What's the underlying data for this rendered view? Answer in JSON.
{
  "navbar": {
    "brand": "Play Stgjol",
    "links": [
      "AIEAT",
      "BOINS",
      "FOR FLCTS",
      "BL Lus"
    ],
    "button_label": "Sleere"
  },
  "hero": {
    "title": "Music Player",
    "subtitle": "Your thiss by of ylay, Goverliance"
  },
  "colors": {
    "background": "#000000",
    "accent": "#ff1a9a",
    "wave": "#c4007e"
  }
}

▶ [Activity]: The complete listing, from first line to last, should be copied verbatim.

▶ [Exercise solution]:
What's the underlying data for this rendered view? Answer in JSON.
{
  "navbar": {
    "brand": "Play Stgjol",
    "links": [
      "AIEAT",
      "BOINS",
      "FOR FLCTS",
      "BL Lus"
    ],
    "button_label": "Sleere"
  },
  "hero": {
    "title": "Music Player",
    "subtitle": "Your thiss by of ylay, Goverliance"
  },
  "colors": {
    "background": "#000000",
    "accent": "#ff1a9a",
    "wave": "#c4007e"
  }
}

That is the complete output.